Opening Arguments

Easy to predict

Indiana may not be as ready for a recession as we would like:

Many experts fear the nation may be on the footsteps of a recession.

The country has seen indicators like higher unemployment rates and an economic slow-down for the last few months.

Purdue Ag Economist Larry DeBoer said Indiana expects to have about 1.15 billion dollars in savings by the end of June 2009.

He said although Indiana is in better financial shape than it has been in the last five years, it may not be enough.

A recession is one of those things you don't even know you have until it's over. It's commonly defined as a decline in the GDP for two or more quarters. That's six months, and we've had, I think, one month of decline, so talk of a recession is about five months premature. But I watched the news shows yesterday, and a lot of pundits and politicians were talking as if we're already in the middle of one.

So we undoubedly will have one, because of the phenomenon that a recession provides the best example of: the self-fulfilling prophecy. Consumer spending is something like 70 percent of our ecnomy. If people are uneasy about the economy, the will spend less, thereby bringing on the very thing they fear.

This just in: World markets tumbling because everybody thinks the Bush administration "has not calmed recession fears." Goody.


Bob G.
Mon, 01/21/2008 - 1:54pm

Maybe these pundits tell us that recessions are generated by "declines" when in fact they might be generated by a lack of growth (of a specified ot targeted percentage).

"We might not see a DROP in the GDP, but we're ONLY seeing a 0.5% GROWTH...I smell a recession."

So my question would be:
"When are we going to hear some TRUTH"?


A J Bogle
Tue, 01/22/2008 - 8:03pm

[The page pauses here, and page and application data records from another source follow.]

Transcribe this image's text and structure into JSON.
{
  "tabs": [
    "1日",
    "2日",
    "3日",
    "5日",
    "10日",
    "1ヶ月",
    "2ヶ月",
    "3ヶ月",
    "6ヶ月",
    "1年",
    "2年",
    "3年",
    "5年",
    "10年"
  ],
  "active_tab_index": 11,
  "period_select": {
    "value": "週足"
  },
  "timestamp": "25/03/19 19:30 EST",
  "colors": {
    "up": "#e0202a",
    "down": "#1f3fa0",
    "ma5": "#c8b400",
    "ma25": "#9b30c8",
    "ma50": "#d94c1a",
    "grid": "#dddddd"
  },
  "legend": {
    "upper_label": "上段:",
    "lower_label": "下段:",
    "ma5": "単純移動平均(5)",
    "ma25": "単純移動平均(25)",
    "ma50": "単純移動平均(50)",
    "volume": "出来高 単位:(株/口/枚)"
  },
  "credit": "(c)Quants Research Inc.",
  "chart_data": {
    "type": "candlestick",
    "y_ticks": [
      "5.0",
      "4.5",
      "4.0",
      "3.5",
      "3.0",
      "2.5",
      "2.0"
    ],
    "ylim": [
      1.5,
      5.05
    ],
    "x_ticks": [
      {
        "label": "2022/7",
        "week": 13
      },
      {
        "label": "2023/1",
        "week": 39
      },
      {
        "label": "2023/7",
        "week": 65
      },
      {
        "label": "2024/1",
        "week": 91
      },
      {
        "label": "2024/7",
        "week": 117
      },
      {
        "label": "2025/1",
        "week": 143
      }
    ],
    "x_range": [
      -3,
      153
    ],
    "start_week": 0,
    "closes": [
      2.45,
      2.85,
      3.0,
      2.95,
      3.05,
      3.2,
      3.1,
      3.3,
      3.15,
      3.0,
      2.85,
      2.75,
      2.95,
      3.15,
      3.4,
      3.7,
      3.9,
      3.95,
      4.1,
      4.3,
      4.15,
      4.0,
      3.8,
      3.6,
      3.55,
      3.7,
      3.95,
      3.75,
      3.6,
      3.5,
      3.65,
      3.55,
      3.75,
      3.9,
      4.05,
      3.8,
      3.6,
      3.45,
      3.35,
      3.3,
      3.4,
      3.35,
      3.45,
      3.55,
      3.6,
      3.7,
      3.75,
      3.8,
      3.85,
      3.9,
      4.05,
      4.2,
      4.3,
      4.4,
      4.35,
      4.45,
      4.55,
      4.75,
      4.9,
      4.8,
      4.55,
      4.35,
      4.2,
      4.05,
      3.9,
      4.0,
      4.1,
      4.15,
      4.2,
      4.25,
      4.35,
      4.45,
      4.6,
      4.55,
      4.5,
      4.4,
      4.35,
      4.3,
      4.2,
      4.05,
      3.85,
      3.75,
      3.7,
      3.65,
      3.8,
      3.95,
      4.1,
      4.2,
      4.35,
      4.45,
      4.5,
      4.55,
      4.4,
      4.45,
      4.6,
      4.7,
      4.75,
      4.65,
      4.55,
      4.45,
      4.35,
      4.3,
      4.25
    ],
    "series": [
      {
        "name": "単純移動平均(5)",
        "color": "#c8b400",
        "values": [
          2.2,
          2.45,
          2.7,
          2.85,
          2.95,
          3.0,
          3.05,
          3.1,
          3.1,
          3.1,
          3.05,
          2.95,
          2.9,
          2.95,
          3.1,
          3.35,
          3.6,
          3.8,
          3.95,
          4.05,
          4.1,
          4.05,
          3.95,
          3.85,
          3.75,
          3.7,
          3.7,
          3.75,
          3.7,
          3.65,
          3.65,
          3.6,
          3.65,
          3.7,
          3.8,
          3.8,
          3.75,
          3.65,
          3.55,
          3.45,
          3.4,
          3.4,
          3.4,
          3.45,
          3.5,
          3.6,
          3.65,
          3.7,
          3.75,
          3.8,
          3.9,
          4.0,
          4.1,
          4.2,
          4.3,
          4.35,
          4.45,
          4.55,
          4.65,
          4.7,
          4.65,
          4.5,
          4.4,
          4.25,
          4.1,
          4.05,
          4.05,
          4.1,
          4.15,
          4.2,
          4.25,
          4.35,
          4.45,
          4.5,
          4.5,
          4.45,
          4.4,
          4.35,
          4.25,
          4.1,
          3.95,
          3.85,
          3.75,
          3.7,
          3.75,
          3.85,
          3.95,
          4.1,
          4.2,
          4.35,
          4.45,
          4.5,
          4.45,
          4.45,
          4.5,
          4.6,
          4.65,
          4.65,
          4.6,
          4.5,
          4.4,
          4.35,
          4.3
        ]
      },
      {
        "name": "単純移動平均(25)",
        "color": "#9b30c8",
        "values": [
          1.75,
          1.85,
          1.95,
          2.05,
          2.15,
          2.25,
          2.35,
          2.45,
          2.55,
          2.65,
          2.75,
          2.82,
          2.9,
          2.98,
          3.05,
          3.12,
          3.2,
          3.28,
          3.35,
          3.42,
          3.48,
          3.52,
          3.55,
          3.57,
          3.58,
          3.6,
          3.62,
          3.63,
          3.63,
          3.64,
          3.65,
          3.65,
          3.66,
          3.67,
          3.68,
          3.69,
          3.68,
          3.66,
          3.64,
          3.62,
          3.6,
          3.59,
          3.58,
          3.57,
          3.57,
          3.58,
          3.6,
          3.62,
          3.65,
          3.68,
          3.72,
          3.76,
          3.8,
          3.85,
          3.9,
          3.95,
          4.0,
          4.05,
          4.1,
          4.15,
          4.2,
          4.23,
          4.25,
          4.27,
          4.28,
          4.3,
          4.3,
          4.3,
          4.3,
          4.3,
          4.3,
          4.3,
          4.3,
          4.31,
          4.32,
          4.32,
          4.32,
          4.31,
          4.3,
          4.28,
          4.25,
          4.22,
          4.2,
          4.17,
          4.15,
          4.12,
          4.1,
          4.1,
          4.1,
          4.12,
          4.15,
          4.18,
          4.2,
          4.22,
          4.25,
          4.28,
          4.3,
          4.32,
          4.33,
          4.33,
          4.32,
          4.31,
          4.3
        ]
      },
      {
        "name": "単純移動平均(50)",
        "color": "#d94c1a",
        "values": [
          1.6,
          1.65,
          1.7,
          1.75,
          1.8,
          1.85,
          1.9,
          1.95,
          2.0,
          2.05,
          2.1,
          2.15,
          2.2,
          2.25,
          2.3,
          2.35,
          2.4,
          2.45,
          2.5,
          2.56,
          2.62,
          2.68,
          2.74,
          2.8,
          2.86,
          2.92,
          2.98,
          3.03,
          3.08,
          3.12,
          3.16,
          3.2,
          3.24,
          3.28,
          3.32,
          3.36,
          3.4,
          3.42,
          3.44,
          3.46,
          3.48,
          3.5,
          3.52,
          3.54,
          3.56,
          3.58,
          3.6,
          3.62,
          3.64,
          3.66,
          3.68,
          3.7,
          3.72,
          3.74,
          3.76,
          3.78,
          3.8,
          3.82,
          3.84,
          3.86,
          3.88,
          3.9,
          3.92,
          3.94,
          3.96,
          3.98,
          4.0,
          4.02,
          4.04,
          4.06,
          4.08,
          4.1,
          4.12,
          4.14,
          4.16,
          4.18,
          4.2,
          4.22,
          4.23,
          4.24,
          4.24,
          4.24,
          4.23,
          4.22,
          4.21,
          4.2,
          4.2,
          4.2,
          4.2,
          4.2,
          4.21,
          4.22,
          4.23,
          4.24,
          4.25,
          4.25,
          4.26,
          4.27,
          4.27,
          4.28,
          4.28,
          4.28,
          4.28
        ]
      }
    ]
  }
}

Our economy has some fundamental flaws, its acutally a shock that we haven't had a worse decline. Negative savings, record foreclosures, record deificits - federal and trade, hollowed out mfg sector due to "free" trade, rising costs of food, fuel, utilities, medical costs conveniently left out of inflation idexes, bubbles in real estate, billions spent on foereign aid and ionterventionism - I can go on

The last time we had such conditions was just prior to 1929 - and we all know what happened after that